The relationship led to Davis meeting with figures higher up in the Klan. To date, through continued discourse and befriending of Klan members, he’s convinced multiple Klansmen to quit their KKK memberships, including Maryland’s Grand Dragon Roger Kelly, two Grand Giants, and a Grand Klaliff. This had a huge impact in disbanding the Klan in Maryland.

Beyond the shock value of Daryl Davis’ story, it provides a strong counterpoint to the culture of political correctness, as well as the stance many racial justice activists take in regards to interacting with racists.

The KKK is disgusting. A sense of self-worth based on dehumanizing those who are different from you cannot be empathized with. However, Davis’ work highlights the people who buy into the platform. By allowing Klan members to assert their stances without being immediately vilified, the difference between character and ideology could be observed. Davis used the trust earned from Klansmen as a tool to shift the discussion of race away from attacks on character and toward attacks on the illogic of racism. In Davis’ work, this proved to be effective in convincing Klansmen of the stupidity of racism.

Is it possible, or even right, to use his approach?

Daryl Davis was warned by his first KKK contact in Maryland that meeting with Grand Dragon Roger Kelly would result in his death. This approach to defeating interpersonal racism is not light, and it is wrong to expect racial justice activists, especially Black activists, to willingly carry out this work. Even the thought of having a cordial conversation with the KKK is nauseating to many.

Daryl Davis with Roger Kelly in 1990

Daryl Davis with Roger Kelly in 1990

On a less extreme note, engaging with people who hold bigoted views or support bigots is almost seen as taboo in many liberal activist circles. I never understood this.

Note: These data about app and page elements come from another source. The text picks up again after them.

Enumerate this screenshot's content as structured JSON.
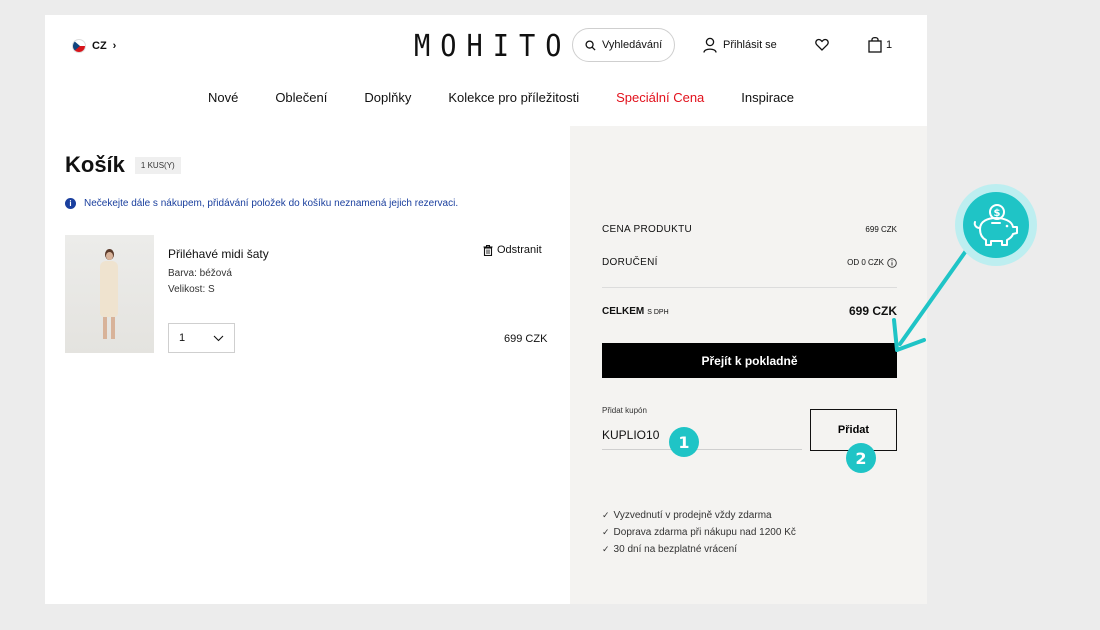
{
  "header": {
    "lang": "CZ",
    "logo": "MOHITO",
    "search_label": "Vyhledávání",
    "login_label": "Přihlásit se",
    "bag_count": "1"
  },
  "nav": [
    {
      "label": "Nové"
    },
    {
      "label": "Oblečení"
    },
    {
      "label": "Doplňky"
    },
    {
      "label": "Kolekce pro příležitosti"
    },
    {
      "label": "Speciální Cena"
    },
    {
      "label": "Inspirace"
    }
  ],
  "cart": {
    "title": "Košík",
    "count_badge": "1 KUS(Y)",
    "notice": "Nečekejte dále s nákupem, přidávání položek do košíku neznamená jejich rezervaci.",
    "item": {
      "name": "Přiléhavé midi šaty",
      "color": "Barva: béžová",
      "size": "Velikost: S",
      "remove_label": "Odstranit",
      "quantity": "1",
      "price": "699 CZK"
    }
  },
  "summary": {
    "product_price_label": "CENA PRODUKTU",
    "product_price": "699 CZK",
    "delivery_label": "DORUČENÍ",
    "delivery_value": "OD 0 CZK",
    "total_label": "CELKEM",
    "total_sub": "S DPH",
    "total_value": "699 CZK",
    "checkout_label": "Přejít k pokladně",
    "coupon_label": "Přidat kupón",
    "coupon_value": "KUPLIO10",
    "add_label": "Přidat",
    "perks": [
      "Vyzvednutí v prodejně vždy zdarma",
      "Doprava zdarma při nákupu nad 1200 Kč",
      "30 dní na bezplatné vrácení"
    ]
  },
  "annotations": {
    "step1": "1",
    "step2": "2",
    "accent_color": "#1fc4c6"
  }
}
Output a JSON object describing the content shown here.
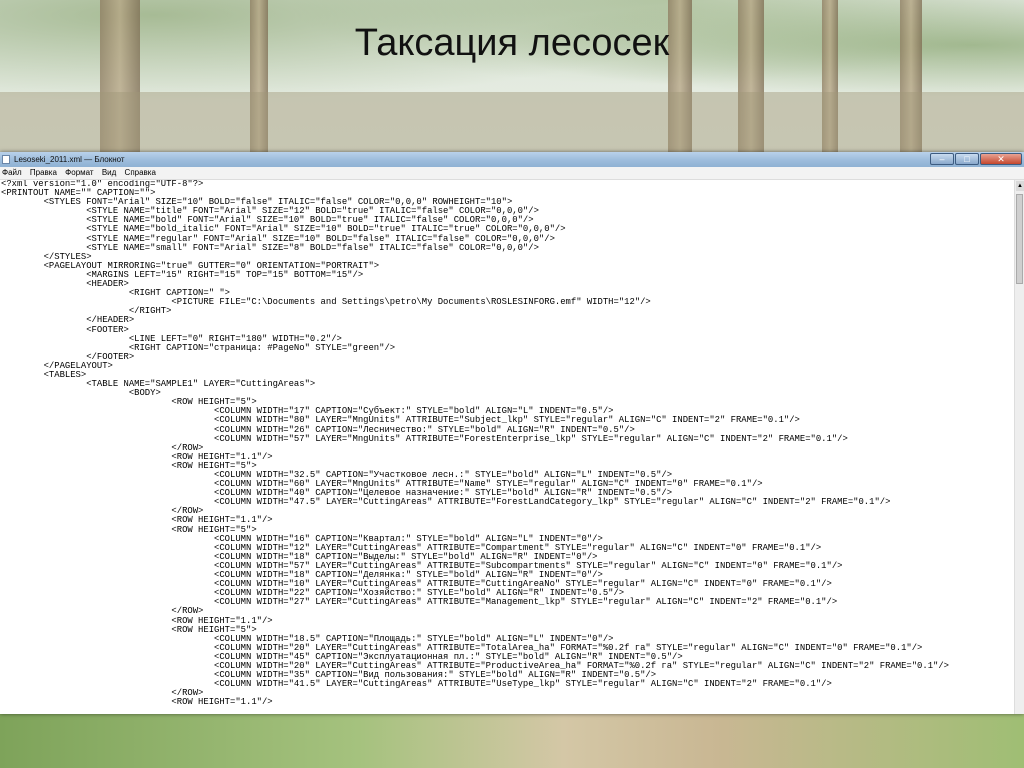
{
  "slide": {
    "title": "Таксация лесосек"
  },
  "window": {
    "title": "Lesoseki_2011.xml — Блокнот",
    "buttons": {
      "minimize": "–",
      "maximize": "□",
      "close": "✕"
    }
  },
  "menu": {
    "items": [
      "Файл",
      "Правка",
      "Формат",
      "Вид",
      "Справка"
    ]
  },
  "editor": {
    "lines": [
      "<?xml version=\"1.0\" encoding=\"UTF-8\"?>",
      "<PRINTOUT NAME=\"\" CAPTION=\"\">",
      "        <STYLES FONT=\"Arial\" SIZE=\"10\" BOLD=\"false\" ITALIC=\"false\" COLOR=\"0,0,0\" ROWHEIGHT=\"10\">",
      "                <STYLE NAME=\"title\" FONT=\"Arial\" SIZE=\"12\" BOLD=\"true\" ITALIC=\"false\" COLOR=\"0,0,0\"/>",
      "                <STYLE NAME=\"bold\" FONT=\"Arial\" SIZE=\"10\" BOLD=\"true\" ITALIC=\"false\" COLOR=\"0,0,0\"/>",
      "                <STYLE NAME=\"bold_italic\" FONT=\"Arial\" SIZE=\"10\" BOLD=\"true\" ITALIC=\"true\" COLOR=\"0,0,0\"/>",
      "                <STYLE NAME=\"regular\" FONT=\"Arial\" SIZE=\"10\" BOLD=\"false\" ITALIC=\"false\" COLOR=\"0,0,0\"/>",
      "                <STYLE NAME=\"small\" FONT=\"Arial\" SIZE=\"8\" BOLD=\"false\" ITALIC=\"false\" COLOR=\"0,0,0\"/>",
      "        </STYLES>",
      "        <PAGELAYOUT MIRRORING=\"true\" GUTTER=\"0\" ORIENTATION=\"PORTRAIT\">",
      "                <MARGINS LEFT=\"15\" RIGHT=\"15\" TOP=\"15\" BOTTOM=\"15\"/>",
      "                <HEADER>",
      "                        <RIGHT CAPTION=\" \">",
      "                                <PICTURE FILE=\"C:\\Documents and Settings\\petro\\My Documents\\ROSLESINFORG.emf\" WIDTH=\"12\"/>",
      "                        </RIGHT>",
      "                </HEADER>",
      "                <FOOTER>",
      "                        <LINE LEFT=\"0\" RIGHT=\"180\" WIDTH=\"0.2\"/>",
      "                        <RIGHT CAPTION=\"страница: #PageNo\" STYLE=\"green\"/>",
      "                </FOOTER>",
      "        </PAGELAYOUT>",
      "        <TABLES>",
      "                <TABLE NAME=\"SAMPLE1\" LAYER=\"CuttingAreas\">",
      "                        <BODY>",
      "                                <ROW HEIGHT=\"5\">",
      "                                        <COLUMN WIDTH=\"17\" CAPTION=\"Субъект:\" STYLE=\"bold\" ALIGN=\"L\" INDENT=\"0.5\"/>",
      "                                        <COLUMN WIDTH=\"80\" LAYER=\"MngUnits\" ATTRIBUTE=\"Subject_lkp\" STYLE=\"regular\" ALIGN=\"C\" INDENT=\"2\" FRAME=\"0.1\"/>",
      "                                        <COLUMN WIDTH=\"26\" CAPTION=\"Лесничество:\" STYLE=\"bold\" ALIGN=\"R\" INDENT=\"0.5\"/>",
      "                                        <COLUMN WIDTH=\"57\" LAYER=\"MngUnits\" ATTRIBUTE=\"ForestEnterprise_lkp\" STYLE=\"regular\" ALIGN=\"C\" INDENT=\"2\" FRAME=\"0.1\"/>",
      "                                </ROW>",
      "                                <ROW HEIGHT=\"1.1\"/>",
      "                                <ROW HEIGHT=\"5\">",
      "                                        <COLUMN WIDTH=\"32.5\" CAPTION=\"Участковое лесн.:\" STYLE=\"bold\" ALIGN=\"L\" INDENT=\"0.5\"/>",
      "                                        <COLUMN WIDTH=\"60\" LAYER=\"MngUnits\" ATTRIBUTE=\"Name\" STYLE=\"regular\" ALIGN=\"C\" INDENT=\"0\" FRAME=\"0.1\"/>",
      "                                        <COLUMN WIDTH=\"40\" CAPTION=\"Целевое назначение:\" STYLE=\"bold\" ALIGN=\"R\" INDENT=\"0.5\"/>",
      "                                        <COLUMN WIDTH=\"47.5\" LAYER=\"CuttingAreas\" ATTRIBUTE=\"ForestLandCategory_lkp\" STYLE=\"regular\" ALIGN=\"C\" INDENT=\"2\" FRAME=\"0.1\"/>",
      "                                </ROW>",
      "                                <ROW HEIGHT=\"1.1\"/>",
      "                                <ROW HEIGHT=\"5\">",
      "                                        <COLUMN WIDTH=\"16\" CAPTION=\"Квартал:\" STYLE=\"bold\" ALIGN=\"L\" INDENT=\"0\"/>",
      "                                        <COLUMN WIDTH=\"12\" LAYER=\"CuttingAreas\" ATTRIBUTE=\"Compartment\" STYLE=\"regular\" ALIGN=\"C\" INDENT=\"0\" FRAME=\"0.1\"/>",
      "                                        <COLUMN WIDTH=\"18\" CAPTION=\"Выделы:\" STYLE=\"bold\" ALIGN=\"R\" INDENT=\"0\"/>",
      "                                        <COLUMN WIDTH=\"57\" LAYER=\"CuttingAreas\" ATTRIBUTE=\"Subcompartments\" STYLE=\"regular\" ALIGN=\"C\" INDENT=\"0\" FRAME=\"0.1\"/>",
      "                                        <COLUMN WIDTH=\"18\" CAPTION=\"Делянка:\" STYLE=\"bold\" ALIGN=\"R\" INDENT=\"0\"/>",
      "                                        <COLUMN WIDTH=\"10\" LAYER=\"CuttingAreas\" ATTRIBUTE=\"CuttingAreaNo\" STYLE=\"regular\" ALIGN=\"C\" INDENT=\"0\" FRAME=\"0.1\"/>",
      "                                        <COLUMN WIDTH=\"22\" CAPTION=\"Хозяйство:\" STYLE=\"bold\" ALIGN=\"R\" INDENT=\"0.5\"/>",
      "                                        <COLUMN WIDTH=\"27\" LAYER=\"CuttingAreas\" ATTRIBUTE=\"Management_lkp\" STYLE=\"regular\" ALIGN=\"C\" INDENT=\"2\" FRAME=\"0.1\"/>",
      "                                </ROW>",
      "                                <ROW HEIGHT=\"1.1\"/>",
      "                                <ROW HEIGHT=\"5\">",
      "                                        <COLUMN WIDTH=\"18.5\" CAPTION=\"Площадь:\" STYLE=\"bold\" ALIGN=\"L\" INDENT=\"0\"/>",
      "                                        <COLUMN WIDTH=\"20\" LAYER=\"CuttingAreas\" ATTRIBUTE=\"TotalArea_ha\" FORMAT=\"%0.2f га\" STYLE=\"regular\" ALIGN=\"C\" INDENT=\"0\" FRAME=\"0.1\"/>",
      "                                        <COLUMN WIDTH=\"45\" CAPTION=\"Эксплуатационная пл.:\" STYLE=\"bold\" ALIGN=\"R\" INDENT=\"0.5\"/>",
      "                                        <COLUMN WIDTH=\"20\" LAYER=\"CuttingAreas\" ATTRIBUTE=\"ProductiveArea_ha\" FORMAT=\"%0.2f га\" STYLE=\"regular\" ALIGN=\"C\" INDENT=\"2\" FRAME=\"0.1\"/>",
      "                                        <COLUMN WIDTH=\"35\" CAPTION=\"Вид пользования:\" STYLE=\"bold\" ALIGN=\"R\" INDENT=\"0.5\"/>",
      "                                        <COLUMN WIDTH=\"41.5\" LAYER=\"CuttingAreas\" ATTRIBUTE=\"UseType_lkp\" STYLE=\"regular\" ALIGN=\"C\" INDENT=\"2\" FRAME=\"0.1\"/>",
      "                                </ROW>",
      "                                <ROW HEIGHT=\"1.1\"/>"
    ]
  }
}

This discussion is nuanced. Protecting historically repressed people is necessary if we want to get anywhere in the fight for social equality. However, the enemy has to be directly engaged with in order to truly defeat it. College safe spaces, corporate affinity groups, diversity and inclusion positions, and affirmative action are tools to safeguard the upward movement of communities of color in the United States. They’re meant to beat institutional racism by putting people in positions to combat it on a level-playing field. What these tools can’t do is defeat interpersonal racism.

That can’t be done by shrinking the wealth gap or putting more people of color in executive positions. The improved condition of Americans of color without direct engagement with racists will only harden bigoted beliefs. Even in the best case scenario where hate groups and hate crimes are severely punished across the nation, federal government just becomes an even greater enemy in the eyes of the bigoted.

The KKK is an organization that needs to be put down. All I’m saying is the eradication of racism by law will not be enough. Legislation like the Voting Rights Act of 1965 and affirmative action policies drove bigoted beliefs underground, but did not dispel them. This was proven by the emergence of mainstream bigotry after the 2016 U.S. Presidential election. To beat bigotry systemically is to lock it away until the wrong people assume power and unleash it again. Seeing Davis’ work suggests the attack has to be two-pronged, and there aren’t nearly enough individualized efforts like Davis’ happening.

In terms of mobilizing those who are for racial justice, it is a waste of time to try and dissuade racists from being racist. If the leaders of Black Lives Matter prioritized hate groups in the delivery of their platform, the movement would have gone nowhere. But when pointing to Daryl Davis’ story, I am not asking people to halt their organizing efforts or stop talking about institutional racism. I want racial justice activists to consider what it will take to fully eradicate racism.

The vast majority of people are in no place to take on the weight of directly interacting with members of hate groups, and they shouldn’t be. But for as difficult as it seems, Daryl Davis has given us a rough-draft blueprint for effectively disarming bigots.